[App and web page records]
--*--

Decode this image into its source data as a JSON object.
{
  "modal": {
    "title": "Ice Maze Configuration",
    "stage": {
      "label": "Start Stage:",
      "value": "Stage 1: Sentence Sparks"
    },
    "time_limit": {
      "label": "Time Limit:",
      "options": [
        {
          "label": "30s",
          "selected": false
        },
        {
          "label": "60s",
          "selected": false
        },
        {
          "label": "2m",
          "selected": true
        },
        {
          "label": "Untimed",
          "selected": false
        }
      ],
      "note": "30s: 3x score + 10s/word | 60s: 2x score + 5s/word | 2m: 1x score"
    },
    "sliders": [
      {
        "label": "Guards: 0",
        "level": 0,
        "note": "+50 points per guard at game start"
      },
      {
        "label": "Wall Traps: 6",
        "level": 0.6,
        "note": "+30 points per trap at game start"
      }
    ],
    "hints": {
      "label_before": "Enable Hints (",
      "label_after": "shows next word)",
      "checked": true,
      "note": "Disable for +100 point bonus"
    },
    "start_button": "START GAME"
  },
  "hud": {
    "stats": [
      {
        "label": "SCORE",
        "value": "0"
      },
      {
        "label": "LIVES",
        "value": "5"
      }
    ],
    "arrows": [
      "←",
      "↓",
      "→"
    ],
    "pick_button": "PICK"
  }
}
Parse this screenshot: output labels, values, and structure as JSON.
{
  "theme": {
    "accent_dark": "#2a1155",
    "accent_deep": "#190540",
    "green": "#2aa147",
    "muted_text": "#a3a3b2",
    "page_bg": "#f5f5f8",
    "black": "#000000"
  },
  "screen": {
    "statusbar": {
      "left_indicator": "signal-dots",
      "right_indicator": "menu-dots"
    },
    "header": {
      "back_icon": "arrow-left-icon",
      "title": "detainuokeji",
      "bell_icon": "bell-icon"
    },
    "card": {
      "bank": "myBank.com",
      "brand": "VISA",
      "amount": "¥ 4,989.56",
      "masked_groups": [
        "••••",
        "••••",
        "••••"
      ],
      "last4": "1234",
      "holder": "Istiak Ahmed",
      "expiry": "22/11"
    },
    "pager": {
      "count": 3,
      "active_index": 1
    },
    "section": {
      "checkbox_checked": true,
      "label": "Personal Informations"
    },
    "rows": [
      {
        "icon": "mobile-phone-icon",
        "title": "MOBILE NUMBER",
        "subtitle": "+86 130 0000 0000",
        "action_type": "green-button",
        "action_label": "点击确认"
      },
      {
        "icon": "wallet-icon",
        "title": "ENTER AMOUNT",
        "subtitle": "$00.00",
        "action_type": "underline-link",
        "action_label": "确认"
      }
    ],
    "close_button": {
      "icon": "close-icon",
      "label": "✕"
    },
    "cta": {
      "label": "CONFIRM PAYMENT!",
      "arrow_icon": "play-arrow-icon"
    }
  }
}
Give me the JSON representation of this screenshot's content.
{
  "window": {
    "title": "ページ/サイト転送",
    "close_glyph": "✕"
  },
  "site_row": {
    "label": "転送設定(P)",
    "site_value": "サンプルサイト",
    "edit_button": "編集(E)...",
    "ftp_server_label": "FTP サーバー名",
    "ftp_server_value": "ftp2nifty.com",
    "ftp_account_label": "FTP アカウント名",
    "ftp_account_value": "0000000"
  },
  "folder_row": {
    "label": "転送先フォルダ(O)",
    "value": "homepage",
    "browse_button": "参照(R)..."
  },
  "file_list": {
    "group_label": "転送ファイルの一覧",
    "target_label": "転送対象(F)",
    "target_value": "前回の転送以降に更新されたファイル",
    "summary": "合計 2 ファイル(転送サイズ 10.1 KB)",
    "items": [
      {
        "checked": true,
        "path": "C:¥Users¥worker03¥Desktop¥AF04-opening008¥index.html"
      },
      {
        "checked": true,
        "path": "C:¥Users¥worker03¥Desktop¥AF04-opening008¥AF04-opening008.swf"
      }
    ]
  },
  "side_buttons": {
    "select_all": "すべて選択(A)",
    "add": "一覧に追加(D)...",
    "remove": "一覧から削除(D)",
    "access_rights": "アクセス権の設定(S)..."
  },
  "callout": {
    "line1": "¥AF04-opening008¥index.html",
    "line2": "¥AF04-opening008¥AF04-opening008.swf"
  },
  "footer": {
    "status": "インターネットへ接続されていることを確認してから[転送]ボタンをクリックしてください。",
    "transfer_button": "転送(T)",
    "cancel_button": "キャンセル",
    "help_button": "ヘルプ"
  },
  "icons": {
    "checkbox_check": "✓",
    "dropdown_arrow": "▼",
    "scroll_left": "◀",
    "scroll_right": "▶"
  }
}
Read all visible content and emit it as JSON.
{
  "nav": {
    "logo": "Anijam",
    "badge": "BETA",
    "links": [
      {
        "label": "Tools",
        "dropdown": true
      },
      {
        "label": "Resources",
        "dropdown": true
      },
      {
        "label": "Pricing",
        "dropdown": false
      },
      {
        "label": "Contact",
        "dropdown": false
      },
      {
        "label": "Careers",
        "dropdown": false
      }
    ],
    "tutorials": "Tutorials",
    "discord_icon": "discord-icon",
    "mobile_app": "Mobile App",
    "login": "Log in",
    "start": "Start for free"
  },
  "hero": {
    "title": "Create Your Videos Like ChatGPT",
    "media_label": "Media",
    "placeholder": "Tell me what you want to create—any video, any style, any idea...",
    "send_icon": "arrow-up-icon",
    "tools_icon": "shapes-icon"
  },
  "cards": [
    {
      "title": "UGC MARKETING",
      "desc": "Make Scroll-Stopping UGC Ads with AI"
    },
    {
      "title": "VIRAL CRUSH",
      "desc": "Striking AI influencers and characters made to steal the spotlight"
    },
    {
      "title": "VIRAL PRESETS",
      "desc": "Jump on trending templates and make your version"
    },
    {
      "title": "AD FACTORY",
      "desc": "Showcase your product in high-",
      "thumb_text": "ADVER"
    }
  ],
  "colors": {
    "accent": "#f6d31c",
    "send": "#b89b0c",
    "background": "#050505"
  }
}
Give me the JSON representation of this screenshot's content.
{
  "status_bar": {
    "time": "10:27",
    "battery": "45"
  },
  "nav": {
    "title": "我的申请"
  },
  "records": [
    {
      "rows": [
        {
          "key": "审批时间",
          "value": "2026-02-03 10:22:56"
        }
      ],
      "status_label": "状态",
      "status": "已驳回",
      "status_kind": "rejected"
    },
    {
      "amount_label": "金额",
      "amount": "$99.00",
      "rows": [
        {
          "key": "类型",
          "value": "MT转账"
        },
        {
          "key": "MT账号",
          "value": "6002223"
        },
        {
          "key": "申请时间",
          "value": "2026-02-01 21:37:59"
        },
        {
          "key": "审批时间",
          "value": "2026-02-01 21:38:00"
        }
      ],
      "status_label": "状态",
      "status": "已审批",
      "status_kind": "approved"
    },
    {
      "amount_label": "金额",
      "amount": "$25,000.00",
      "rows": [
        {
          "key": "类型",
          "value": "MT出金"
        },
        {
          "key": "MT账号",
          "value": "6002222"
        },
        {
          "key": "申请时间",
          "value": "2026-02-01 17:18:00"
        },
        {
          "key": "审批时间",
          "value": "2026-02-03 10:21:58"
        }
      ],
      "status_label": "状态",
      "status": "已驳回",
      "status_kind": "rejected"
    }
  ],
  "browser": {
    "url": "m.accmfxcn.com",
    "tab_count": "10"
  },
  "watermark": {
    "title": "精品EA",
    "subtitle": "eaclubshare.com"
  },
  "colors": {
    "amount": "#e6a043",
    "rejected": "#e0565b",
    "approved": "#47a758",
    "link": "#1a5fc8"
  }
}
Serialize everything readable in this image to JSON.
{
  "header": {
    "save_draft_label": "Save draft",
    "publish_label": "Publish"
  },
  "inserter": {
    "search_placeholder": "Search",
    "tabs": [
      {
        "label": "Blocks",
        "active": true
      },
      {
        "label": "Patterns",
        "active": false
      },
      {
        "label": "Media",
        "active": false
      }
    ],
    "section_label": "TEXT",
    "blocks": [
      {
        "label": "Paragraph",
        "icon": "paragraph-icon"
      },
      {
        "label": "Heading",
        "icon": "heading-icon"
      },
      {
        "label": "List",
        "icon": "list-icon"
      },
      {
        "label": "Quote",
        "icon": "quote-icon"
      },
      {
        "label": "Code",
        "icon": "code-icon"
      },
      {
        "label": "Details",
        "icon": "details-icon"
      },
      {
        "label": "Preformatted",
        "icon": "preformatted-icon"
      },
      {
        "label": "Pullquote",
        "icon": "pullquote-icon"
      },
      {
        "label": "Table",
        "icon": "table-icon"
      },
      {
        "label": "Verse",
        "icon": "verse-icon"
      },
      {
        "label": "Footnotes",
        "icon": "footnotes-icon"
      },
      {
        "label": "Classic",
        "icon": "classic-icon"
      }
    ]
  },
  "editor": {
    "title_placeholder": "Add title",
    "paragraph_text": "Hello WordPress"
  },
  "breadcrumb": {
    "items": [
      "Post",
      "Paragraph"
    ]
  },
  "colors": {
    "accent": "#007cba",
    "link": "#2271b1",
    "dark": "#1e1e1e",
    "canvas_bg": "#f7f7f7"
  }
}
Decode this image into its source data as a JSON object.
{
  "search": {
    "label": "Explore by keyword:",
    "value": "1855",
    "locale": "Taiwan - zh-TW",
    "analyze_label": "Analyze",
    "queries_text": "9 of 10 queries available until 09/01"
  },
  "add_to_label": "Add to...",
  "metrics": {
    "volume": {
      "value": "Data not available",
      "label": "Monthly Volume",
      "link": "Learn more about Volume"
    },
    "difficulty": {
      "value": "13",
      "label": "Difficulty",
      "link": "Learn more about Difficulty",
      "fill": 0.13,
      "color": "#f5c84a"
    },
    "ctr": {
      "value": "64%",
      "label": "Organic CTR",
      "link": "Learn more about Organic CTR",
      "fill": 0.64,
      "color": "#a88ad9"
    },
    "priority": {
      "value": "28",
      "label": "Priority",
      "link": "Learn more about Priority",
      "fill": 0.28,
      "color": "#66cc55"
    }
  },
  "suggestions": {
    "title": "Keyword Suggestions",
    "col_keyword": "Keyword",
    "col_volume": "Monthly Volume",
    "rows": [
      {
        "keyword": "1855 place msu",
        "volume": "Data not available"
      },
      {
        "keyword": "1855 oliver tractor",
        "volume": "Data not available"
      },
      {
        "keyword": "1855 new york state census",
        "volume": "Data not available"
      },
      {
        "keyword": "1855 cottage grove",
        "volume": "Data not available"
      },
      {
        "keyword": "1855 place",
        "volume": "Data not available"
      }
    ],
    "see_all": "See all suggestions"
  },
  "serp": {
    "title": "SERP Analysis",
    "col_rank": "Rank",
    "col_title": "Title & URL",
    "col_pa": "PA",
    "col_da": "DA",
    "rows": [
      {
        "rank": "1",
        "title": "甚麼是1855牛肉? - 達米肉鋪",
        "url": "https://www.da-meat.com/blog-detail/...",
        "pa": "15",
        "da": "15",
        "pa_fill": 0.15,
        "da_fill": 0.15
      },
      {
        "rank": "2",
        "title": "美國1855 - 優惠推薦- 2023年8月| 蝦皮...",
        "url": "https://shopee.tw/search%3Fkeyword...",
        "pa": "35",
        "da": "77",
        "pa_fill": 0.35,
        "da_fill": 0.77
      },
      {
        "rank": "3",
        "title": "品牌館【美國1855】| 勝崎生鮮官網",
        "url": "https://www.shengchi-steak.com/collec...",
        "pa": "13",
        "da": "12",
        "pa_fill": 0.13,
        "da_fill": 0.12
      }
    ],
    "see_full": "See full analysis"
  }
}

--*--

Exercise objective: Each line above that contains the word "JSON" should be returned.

Written response:
Decode this image into its source data as a JSON object.
Parse this screenshot: output labels, values, and structure as JSON.
Give me the JSON representation of this screenshot's content.
Read all visible content and emit it as JSON.
Give me the JSON representation of this screenshot's content.
Serialize everything readable in this image to JSON.
Decode this image into its source data as a JSON object.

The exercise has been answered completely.